Sometimes the audio recorder can be like an elephant in the room. Conversation is going great, the informant is a fountain of knowledge, and then suddenly you bring out the recorder and the temperature suddenly drops in the room. Recorders can make people a bit nervous, so be as casual as possible. Never record without the informant knowing. Breaking trust is not only a shady move, but is unethical in situations like these. See #5. Explain what sorts of ground you want to cover in the interview and let them know that if they ever want the recorder turned off, you will do immediately. Don’t ever break that promise.
5. Obtain oral or written consent before beginning the interview
As a university student, I am required to pass a rigorous ethics review before beginning my research, and this includes drawing up an informed consent form which informants must sign before the interview begins. The form basically ensures that both parties know why the data is being collected and what is to be done with it. In my case, this includes obtaining permission to use the data in my thesis, on this blog, and to submit it to the archives. There were lots of shady ethnographers in the past who collected data from people and then used it for their own advantage without ever obtaining permission. That was totally lame and made lots of people suspicious and rightly so.
6. Enjoy the process. People want to tell you their stories.
Despite all of the serious talk above, seriously, enjoy it. For me, interviews are the best part. A lot of people get nervous before interviews, and I still do get a few butterflies before each interview, but I truly enjoy it. Each interview I’ve done so far has taught me more about barns, but has also been a great few hours. Often after the recorder is off, I end up staying around for a bit to look at photos or let the conversation drift into other matters. People want to share their stories. You are giving them the opportunity to do that, and it is truly a gift on both ends.
For more information on interviewing, including a handy checklist and some videos (everyone loves videos)
check out these two posts from my friends at the Heritage Foundation of Newfoundland and Labrador here and here. An excellent and hilarious manual for interview skills is The Tape Recorded Interview: A Manual for Fieldworkers in Folklore and Oral History by Edward D. Ives.

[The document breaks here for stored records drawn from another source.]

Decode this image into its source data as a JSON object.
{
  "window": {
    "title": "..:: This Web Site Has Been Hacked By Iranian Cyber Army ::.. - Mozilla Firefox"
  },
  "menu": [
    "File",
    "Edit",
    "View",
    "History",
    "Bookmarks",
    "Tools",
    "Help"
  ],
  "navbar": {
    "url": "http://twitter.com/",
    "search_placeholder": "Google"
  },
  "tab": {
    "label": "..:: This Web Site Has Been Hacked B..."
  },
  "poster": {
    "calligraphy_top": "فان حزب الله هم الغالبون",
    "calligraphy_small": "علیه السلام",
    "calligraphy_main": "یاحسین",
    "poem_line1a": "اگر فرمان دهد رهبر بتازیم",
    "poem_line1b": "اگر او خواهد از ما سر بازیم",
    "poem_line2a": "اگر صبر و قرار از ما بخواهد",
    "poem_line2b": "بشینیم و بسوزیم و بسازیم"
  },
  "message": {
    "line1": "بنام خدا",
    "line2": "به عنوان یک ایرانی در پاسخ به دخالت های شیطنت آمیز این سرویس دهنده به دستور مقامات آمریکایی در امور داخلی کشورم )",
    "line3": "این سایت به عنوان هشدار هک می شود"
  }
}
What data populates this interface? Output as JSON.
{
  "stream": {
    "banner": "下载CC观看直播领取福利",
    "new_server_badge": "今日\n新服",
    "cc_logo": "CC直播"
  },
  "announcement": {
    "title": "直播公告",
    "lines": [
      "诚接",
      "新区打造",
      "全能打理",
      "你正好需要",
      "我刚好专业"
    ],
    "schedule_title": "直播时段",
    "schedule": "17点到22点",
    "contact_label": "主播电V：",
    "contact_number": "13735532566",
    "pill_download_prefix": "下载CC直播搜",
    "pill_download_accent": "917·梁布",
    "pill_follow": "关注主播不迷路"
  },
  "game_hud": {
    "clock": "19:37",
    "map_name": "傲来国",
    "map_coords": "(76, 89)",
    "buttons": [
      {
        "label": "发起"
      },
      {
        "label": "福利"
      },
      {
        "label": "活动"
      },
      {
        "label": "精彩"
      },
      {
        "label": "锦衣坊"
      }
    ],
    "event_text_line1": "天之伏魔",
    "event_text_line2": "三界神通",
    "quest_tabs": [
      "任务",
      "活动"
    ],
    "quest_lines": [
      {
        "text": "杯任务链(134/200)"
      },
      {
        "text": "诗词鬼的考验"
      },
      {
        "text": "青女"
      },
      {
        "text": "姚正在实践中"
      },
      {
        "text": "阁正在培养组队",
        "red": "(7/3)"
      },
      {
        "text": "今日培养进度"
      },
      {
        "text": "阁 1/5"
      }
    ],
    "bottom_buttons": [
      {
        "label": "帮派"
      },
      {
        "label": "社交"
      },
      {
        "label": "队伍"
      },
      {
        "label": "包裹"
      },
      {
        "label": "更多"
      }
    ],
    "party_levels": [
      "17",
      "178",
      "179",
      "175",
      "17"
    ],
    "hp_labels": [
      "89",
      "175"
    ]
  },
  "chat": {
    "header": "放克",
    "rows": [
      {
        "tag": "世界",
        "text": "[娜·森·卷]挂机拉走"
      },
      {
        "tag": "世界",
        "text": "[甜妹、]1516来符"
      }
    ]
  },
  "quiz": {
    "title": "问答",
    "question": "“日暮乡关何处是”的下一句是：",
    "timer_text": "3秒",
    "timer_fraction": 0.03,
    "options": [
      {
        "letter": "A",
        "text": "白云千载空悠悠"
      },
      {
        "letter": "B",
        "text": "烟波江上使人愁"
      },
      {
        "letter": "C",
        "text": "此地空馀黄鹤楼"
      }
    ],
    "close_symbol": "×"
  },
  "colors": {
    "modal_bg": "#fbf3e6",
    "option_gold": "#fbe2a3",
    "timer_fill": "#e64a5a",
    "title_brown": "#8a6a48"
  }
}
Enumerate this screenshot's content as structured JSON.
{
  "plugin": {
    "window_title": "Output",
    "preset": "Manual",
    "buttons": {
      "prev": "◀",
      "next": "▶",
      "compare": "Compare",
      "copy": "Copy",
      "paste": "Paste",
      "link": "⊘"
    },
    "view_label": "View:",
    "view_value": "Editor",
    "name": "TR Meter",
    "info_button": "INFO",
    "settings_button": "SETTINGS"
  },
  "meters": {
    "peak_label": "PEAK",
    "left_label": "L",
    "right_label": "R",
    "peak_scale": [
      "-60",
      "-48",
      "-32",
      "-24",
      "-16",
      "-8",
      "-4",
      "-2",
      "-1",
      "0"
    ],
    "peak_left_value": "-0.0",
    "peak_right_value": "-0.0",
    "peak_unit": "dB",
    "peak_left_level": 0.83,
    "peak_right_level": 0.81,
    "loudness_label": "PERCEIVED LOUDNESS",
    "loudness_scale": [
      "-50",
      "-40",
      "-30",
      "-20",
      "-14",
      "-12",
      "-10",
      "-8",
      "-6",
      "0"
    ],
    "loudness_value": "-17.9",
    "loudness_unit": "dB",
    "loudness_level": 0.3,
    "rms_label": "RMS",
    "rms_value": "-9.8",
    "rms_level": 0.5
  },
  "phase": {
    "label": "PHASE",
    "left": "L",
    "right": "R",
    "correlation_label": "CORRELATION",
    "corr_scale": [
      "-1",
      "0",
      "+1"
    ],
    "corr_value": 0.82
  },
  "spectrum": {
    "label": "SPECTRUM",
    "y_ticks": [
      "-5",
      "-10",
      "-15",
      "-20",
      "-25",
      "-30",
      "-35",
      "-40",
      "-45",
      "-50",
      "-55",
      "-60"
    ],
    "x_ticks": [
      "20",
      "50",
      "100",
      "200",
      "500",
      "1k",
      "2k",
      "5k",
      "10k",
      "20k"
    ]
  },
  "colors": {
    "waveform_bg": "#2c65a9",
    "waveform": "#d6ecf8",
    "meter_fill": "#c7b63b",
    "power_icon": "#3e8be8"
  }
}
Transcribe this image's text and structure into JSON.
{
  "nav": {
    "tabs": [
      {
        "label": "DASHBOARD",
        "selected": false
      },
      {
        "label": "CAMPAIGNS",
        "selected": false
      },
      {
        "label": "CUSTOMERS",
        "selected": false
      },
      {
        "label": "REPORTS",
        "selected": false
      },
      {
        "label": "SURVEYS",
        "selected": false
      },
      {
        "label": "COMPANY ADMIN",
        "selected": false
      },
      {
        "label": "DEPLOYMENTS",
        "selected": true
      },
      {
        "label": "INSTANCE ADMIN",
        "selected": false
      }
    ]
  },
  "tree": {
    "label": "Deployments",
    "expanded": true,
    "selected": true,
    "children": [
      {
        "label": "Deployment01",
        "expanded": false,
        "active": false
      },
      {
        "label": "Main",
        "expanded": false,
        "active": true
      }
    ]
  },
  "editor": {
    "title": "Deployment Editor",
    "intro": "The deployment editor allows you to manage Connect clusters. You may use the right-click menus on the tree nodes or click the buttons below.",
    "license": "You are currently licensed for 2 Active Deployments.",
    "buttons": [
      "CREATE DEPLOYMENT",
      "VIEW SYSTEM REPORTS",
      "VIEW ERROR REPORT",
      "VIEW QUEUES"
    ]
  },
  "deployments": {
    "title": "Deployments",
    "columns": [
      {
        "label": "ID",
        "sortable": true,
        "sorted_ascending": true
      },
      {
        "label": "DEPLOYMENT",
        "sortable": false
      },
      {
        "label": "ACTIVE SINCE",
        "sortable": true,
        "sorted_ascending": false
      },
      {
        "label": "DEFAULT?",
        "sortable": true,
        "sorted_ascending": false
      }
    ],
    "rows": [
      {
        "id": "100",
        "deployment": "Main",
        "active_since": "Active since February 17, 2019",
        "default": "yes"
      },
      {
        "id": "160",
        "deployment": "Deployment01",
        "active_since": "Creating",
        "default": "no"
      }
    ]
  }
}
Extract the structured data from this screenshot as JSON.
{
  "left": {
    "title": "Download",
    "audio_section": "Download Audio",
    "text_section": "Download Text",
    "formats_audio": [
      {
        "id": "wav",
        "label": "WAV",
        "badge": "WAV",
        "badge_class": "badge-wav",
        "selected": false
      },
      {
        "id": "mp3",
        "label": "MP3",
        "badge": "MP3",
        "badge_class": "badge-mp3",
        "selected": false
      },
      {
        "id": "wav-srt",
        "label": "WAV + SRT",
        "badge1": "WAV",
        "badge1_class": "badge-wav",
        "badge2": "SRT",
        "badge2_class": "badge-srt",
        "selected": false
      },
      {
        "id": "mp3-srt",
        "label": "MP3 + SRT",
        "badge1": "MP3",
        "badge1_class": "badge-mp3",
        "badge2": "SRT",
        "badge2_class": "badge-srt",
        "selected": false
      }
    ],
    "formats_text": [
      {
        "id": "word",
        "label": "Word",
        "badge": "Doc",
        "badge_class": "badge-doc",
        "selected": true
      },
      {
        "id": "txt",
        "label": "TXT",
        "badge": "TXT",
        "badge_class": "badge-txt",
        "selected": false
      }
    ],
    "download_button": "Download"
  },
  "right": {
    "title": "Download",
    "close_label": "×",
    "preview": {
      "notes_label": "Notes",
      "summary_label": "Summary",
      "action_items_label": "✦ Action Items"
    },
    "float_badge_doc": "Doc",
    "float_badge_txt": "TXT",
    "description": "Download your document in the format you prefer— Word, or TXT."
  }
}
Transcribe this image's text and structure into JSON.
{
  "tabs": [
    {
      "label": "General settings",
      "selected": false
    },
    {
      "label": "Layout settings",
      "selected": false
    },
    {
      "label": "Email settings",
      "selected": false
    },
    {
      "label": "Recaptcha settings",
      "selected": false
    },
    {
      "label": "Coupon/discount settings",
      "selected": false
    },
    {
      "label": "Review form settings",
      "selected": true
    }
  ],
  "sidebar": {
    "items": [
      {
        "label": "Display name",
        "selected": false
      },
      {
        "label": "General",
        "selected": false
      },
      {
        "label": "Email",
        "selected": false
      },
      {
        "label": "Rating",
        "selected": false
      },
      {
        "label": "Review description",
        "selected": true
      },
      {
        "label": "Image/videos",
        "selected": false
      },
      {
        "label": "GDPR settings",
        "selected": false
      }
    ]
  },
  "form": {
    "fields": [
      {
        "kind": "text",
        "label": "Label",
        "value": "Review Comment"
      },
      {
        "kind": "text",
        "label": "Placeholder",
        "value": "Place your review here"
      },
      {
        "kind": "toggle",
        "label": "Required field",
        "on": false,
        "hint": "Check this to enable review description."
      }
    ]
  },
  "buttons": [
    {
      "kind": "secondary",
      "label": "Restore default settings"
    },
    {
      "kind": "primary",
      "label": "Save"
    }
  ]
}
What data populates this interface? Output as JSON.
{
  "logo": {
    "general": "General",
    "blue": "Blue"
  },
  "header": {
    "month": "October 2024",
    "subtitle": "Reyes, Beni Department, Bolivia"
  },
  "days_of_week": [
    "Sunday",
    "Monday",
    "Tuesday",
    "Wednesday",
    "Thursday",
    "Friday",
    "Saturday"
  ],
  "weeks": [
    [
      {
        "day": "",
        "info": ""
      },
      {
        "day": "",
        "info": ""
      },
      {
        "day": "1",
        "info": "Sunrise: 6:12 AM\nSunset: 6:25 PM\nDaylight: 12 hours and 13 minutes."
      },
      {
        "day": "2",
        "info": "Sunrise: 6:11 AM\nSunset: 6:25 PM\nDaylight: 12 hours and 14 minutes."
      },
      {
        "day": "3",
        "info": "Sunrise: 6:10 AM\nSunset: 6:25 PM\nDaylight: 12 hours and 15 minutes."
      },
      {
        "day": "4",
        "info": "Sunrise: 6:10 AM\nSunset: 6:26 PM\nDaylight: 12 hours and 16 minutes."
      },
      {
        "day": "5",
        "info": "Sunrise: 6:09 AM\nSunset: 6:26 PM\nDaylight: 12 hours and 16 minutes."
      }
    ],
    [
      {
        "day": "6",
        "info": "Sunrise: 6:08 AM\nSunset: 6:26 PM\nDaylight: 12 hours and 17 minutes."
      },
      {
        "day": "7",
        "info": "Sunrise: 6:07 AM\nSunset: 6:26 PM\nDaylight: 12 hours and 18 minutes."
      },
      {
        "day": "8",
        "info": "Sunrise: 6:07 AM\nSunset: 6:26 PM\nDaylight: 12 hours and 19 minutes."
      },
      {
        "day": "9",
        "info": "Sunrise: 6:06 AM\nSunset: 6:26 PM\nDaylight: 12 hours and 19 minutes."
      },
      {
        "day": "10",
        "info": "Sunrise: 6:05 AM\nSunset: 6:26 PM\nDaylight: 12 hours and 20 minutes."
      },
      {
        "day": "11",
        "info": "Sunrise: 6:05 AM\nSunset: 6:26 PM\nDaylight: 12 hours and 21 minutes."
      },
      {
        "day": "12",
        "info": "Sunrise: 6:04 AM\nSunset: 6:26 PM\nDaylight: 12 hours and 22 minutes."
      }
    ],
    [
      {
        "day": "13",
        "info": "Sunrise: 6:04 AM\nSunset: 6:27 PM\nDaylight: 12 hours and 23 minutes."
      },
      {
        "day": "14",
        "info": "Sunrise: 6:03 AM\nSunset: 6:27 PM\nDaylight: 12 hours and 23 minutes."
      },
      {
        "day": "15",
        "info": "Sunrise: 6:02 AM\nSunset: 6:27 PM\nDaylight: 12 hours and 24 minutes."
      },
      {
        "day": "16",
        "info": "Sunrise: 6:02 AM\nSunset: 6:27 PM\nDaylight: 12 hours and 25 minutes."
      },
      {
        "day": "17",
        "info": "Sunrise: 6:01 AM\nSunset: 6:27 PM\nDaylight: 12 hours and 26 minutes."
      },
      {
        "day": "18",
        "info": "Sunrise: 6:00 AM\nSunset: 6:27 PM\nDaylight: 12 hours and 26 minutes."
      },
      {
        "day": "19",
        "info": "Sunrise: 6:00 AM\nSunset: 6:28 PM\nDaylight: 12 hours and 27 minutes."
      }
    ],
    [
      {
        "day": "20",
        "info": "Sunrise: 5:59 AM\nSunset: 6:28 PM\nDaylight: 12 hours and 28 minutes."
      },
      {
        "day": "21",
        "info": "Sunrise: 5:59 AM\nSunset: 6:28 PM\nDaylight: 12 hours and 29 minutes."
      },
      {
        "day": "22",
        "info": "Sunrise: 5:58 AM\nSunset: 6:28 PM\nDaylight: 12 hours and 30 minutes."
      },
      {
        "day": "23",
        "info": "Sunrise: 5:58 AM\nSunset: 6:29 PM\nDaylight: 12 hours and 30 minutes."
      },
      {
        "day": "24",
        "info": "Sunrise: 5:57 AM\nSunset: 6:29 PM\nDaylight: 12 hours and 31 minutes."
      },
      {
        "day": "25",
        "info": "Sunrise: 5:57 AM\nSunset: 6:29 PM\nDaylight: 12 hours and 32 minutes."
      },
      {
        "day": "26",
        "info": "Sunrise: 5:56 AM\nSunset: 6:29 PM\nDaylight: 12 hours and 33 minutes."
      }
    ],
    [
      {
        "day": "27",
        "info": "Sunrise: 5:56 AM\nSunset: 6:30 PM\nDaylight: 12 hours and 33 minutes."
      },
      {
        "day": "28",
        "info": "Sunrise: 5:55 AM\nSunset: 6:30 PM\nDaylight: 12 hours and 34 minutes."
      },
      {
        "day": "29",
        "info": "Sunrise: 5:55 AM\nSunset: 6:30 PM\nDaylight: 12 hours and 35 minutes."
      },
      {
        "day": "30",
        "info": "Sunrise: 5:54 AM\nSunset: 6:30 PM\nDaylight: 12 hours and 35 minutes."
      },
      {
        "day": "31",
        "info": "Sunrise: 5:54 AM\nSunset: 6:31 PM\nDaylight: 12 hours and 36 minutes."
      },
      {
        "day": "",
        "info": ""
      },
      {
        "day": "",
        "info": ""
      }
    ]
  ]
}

Here are the wonderful informants I’ve had the privilege to interview so far. I will be sharing some of their stories in more depth in future posts, so check back!
Dave and Sharon Verot and Xina, Radville, SK.
|The Verot barn southeast of Radville, built 1918.|
Roy Levee, Radville, SK
Frank and Eveline Porte, formerly of Radville, SK, now living in Weyburn, SK
|Eveline and Frank.|
|Frank showed me his beautiful woodworking during the course of the interview.|
|The former Porte farm, south of Radville, built 1926.|
Roland Carles, Radville, SK.
|The Carles barn, built 1925 (despite what the paint say!) is southwest of Radville, just a few miles north from the Porte barn.|
Stafford McGrath, Ceylon, SK.
|The McGrath barn southwest of Ceylon, built 1912.|
Allan and Edith Ayotte, Ceylon, SK
|Edith demonstrating how the butter dasher was used. How is this connected to the barn? The milk came from the cows housed and milked in the barn just outside!|
|The Ayotte barn, known as the North Star Barn, south of Ceylon, built 1916.|